*WORK INSTRUCTIONS:* From the records, return each line that has the word "this" in it.

(Records from a dataset)

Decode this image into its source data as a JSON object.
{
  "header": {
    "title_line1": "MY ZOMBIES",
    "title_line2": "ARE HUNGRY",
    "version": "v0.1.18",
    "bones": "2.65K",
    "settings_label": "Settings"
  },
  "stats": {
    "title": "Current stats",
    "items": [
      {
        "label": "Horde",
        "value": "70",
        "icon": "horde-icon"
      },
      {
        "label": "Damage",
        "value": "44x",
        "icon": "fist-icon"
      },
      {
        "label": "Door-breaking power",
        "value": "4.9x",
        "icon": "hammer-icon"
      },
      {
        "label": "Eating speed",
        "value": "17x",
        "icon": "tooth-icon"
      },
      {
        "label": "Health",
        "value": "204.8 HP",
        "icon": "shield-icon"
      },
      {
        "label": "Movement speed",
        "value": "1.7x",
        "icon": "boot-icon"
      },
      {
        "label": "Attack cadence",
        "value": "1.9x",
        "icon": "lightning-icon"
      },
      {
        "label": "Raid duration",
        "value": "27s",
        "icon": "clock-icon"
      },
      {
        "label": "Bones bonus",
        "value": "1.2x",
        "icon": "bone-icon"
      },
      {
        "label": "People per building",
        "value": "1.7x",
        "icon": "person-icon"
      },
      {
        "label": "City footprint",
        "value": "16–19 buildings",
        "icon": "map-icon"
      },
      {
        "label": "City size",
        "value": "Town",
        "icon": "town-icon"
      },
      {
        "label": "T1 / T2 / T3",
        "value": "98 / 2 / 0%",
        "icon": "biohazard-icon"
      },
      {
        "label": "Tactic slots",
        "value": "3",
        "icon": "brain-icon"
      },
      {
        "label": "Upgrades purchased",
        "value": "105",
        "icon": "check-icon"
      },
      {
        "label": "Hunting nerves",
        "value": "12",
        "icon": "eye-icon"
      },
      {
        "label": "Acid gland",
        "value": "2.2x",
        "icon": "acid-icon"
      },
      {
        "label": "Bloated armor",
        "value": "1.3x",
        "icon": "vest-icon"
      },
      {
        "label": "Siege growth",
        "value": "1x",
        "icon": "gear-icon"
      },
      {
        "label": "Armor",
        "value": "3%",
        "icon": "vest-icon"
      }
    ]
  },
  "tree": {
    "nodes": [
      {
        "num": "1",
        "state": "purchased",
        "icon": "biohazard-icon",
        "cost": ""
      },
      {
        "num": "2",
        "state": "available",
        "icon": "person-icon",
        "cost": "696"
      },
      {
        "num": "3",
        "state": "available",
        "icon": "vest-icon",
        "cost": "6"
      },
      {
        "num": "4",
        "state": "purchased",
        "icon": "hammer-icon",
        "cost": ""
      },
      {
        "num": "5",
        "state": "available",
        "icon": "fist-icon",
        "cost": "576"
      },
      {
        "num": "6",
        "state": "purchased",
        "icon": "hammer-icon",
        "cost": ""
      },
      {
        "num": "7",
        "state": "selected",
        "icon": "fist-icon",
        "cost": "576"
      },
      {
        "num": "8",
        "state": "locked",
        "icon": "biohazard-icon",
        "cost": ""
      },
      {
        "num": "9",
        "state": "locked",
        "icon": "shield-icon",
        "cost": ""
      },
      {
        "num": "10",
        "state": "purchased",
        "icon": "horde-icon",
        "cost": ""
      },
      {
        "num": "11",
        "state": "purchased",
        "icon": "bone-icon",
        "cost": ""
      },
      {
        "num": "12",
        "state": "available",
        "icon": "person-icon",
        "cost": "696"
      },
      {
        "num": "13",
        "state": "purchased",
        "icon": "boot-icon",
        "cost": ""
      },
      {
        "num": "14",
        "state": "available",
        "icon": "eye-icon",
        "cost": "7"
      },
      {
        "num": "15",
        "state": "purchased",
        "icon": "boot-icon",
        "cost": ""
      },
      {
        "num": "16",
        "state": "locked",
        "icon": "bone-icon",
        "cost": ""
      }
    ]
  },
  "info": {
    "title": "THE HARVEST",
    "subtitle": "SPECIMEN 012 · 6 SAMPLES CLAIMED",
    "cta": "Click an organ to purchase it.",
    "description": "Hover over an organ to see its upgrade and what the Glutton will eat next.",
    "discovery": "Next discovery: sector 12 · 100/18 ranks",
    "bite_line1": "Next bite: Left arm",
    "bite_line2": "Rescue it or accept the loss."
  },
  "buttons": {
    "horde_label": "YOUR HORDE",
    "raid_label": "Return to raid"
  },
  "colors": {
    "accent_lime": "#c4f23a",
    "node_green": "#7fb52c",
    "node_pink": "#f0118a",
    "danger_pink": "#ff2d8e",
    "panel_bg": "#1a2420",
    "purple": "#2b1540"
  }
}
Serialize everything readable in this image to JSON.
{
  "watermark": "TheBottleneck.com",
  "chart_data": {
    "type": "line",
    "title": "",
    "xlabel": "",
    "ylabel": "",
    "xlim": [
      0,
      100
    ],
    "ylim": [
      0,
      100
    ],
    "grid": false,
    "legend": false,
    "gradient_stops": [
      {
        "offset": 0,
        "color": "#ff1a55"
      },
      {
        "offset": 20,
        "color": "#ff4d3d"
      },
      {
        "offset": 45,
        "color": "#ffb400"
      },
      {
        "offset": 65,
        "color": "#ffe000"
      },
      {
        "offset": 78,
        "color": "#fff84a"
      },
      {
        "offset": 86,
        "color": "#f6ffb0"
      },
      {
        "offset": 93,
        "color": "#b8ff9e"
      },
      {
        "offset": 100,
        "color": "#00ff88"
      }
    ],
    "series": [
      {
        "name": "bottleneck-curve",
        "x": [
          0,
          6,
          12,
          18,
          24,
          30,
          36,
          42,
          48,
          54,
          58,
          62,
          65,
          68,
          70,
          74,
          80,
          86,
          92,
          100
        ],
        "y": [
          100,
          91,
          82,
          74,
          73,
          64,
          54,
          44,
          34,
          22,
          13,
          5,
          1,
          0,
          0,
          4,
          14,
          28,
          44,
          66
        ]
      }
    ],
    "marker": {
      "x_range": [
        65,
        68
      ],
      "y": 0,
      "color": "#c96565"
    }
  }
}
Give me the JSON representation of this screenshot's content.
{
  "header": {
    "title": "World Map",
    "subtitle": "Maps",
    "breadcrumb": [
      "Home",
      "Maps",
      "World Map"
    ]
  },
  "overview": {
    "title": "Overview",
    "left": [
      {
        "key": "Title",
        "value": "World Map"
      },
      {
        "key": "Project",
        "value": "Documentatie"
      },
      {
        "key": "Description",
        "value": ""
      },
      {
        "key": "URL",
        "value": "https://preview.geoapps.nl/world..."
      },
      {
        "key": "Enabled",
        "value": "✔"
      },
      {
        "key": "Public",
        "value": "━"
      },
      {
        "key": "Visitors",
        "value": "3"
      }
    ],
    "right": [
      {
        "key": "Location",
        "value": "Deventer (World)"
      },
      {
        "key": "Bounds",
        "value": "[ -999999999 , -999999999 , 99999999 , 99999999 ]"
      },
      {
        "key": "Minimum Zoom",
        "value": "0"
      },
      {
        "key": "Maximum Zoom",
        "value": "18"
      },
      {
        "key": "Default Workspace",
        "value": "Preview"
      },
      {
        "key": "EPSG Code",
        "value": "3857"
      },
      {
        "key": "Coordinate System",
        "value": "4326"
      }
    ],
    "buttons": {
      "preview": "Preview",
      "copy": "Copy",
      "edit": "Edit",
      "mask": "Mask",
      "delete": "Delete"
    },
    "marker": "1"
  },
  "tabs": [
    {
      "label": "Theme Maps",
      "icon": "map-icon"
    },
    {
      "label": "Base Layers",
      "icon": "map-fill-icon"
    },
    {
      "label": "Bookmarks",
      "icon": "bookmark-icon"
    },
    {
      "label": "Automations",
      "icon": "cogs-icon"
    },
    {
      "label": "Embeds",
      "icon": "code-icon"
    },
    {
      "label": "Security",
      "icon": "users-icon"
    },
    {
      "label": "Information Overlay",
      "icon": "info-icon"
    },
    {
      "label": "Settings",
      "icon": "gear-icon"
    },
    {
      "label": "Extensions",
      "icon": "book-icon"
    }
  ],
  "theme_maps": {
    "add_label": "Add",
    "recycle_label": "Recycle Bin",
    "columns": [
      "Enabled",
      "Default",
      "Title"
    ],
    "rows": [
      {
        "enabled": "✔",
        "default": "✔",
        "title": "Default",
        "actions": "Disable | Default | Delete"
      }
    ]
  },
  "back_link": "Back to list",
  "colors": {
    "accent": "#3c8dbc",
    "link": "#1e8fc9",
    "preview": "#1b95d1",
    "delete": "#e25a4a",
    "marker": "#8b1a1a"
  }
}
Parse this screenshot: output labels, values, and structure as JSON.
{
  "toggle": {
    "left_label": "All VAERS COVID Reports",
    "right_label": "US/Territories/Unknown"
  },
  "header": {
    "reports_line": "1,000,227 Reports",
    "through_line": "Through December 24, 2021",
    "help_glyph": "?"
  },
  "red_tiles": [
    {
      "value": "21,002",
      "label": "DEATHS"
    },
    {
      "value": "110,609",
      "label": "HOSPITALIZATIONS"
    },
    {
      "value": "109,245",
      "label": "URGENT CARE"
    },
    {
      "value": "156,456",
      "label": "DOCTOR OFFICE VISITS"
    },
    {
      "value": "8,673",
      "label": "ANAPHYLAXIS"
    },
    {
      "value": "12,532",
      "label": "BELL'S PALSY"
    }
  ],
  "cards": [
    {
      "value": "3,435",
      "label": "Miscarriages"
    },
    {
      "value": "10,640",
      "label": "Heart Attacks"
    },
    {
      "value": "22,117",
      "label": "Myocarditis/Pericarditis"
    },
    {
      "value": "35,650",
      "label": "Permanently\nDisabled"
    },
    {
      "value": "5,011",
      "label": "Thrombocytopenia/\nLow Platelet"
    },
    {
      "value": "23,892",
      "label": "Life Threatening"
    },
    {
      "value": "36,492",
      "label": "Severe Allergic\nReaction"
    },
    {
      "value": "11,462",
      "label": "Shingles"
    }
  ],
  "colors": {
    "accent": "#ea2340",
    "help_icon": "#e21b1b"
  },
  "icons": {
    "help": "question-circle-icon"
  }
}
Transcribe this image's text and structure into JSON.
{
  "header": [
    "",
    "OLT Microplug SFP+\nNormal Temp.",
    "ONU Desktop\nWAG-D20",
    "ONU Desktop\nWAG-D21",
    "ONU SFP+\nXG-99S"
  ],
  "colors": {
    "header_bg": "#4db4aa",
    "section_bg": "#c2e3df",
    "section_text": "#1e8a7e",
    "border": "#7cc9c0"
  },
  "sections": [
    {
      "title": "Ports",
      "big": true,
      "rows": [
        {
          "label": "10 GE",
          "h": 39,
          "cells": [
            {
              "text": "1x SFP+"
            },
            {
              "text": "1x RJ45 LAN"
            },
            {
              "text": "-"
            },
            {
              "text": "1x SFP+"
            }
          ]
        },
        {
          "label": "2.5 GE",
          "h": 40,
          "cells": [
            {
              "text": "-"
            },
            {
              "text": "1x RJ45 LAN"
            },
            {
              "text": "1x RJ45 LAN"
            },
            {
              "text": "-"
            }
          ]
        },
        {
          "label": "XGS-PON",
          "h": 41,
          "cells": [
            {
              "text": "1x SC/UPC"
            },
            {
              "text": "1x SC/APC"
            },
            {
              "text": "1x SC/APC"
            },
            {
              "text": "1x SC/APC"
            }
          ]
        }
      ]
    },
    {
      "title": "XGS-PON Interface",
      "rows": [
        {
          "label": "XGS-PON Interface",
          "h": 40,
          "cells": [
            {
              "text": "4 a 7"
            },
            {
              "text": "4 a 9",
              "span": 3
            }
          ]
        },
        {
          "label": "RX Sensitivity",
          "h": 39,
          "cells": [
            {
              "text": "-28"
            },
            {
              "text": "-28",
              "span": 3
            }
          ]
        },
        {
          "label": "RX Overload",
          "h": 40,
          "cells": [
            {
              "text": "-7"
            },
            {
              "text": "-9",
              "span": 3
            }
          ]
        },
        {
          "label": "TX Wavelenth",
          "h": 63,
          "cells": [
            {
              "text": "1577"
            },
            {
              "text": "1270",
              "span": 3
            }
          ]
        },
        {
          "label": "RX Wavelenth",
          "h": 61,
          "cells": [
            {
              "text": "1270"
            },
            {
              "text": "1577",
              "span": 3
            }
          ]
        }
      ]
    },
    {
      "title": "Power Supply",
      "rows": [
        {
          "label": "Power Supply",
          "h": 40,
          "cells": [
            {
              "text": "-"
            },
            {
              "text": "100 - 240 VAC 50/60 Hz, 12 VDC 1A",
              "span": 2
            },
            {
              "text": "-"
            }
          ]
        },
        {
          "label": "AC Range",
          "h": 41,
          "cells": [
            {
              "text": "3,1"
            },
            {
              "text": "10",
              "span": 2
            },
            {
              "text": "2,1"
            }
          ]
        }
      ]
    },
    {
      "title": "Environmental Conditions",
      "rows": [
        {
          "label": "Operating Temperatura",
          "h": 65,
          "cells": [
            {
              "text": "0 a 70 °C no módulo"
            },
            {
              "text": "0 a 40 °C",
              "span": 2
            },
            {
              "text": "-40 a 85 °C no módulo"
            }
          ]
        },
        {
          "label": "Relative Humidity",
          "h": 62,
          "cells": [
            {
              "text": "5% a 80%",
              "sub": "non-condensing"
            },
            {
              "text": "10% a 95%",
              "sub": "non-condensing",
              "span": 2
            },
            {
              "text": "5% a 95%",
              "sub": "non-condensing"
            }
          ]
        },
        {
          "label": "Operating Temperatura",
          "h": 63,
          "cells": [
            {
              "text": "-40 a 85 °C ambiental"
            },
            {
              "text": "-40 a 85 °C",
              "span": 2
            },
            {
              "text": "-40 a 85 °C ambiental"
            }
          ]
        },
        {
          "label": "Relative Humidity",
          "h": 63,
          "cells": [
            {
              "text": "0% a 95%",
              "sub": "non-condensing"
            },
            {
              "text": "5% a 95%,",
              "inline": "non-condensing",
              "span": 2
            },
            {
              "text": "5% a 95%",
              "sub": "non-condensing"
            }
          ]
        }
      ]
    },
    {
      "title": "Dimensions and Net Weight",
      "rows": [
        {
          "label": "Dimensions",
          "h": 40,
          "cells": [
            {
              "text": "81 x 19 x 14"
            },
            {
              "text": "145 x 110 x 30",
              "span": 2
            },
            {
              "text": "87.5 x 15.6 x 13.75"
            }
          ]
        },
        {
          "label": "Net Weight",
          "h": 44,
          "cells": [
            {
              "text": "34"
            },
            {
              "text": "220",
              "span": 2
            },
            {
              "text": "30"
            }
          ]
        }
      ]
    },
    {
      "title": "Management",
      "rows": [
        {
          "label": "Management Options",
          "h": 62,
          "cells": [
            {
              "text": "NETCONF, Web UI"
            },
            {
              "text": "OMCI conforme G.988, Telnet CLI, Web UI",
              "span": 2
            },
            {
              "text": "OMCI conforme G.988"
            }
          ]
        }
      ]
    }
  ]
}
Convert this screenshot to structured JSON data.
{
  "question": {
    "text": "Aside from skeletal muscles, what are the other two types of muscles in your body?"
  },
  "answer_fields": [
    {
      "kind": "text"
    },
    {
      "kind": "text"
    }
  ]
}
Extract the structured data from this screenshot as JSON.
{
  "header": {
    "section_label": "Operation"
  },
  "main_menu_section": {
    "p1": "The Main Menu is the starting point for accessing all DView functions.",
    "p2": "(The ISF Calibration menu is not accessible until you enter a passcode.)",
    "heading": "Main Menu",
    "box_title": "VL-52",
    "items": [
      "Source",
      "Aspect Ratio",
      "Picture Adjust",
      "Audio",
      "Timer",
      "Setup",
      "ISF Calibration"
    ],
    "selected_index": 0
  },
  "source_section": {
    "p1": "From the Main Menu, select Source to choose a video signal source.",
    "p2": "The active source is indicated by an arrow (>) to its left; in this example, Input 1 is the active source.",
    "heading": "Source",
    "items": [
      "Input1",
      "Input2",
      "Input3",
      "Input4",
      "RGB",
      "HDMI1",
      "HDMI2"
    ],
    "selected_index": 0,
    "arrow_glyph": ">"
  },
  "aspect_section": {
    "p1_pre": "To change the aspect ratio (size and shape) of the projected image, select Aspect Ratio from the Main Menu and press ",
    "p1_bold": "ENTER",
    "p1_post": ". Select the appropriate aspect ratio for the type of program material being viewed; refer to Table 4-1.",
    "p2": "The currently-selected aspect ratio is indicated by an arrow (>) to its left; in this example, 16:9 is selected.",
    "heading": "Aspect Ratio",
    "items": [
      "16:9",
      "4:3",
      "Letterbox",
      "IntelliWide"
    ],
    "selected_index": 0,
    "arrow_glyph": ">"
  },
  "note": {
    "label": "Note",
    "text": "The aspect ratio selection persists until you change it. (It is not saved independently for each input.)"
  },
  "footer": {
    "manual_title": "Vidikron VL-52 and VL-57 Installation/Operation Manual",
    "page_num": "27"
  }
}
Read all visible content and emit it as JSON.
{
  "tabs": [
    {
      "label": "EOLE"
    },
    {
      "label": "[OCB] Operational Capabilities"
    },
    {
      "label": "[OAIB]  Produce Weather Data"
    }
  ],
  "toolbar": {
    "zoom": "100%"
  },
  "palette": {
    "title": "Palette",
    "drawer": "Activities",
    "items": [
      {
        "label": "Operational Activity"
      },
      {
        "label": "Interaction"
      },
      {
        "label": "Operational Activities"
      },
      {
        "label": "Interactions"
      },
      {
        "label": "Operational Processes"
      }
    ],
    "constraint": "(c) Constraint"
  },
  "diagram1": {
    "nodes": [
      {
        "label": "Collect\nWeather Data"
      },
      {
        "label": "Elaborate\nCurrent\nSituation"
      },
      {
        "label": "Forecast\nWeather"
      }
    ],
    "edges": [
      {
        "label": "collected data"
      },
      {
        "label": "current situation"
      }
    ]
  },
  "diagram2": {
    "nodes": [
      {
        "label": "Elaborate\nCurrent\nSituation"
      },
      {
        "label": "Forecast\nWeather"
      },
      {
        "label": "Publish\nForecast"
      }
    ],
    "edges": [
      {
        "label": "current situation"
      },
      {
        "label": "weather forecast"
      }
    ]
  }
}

*ANSWER TO THE PROBLEM:*
Decode this image into its source data as a JSON object.
Serialize everything readable in this image to JSON.
Give me the JSON representation of this screenshot's content.
Parse this screenshot: output labels, values, and structure as JSON.
Transcribe this image's text and structure into JSON.
Convert this screenshot to structured JSON data.
Extract the structured data from this screenshot as JSON.
    "p2": "The active source is indicated by an arrow (>) to its left; in this example, Input 1 is the active source.",
    "p2": "The currently-selected aspect ratio is indicated by an arrow (>) to its left; in this example, 16:9 is selected.",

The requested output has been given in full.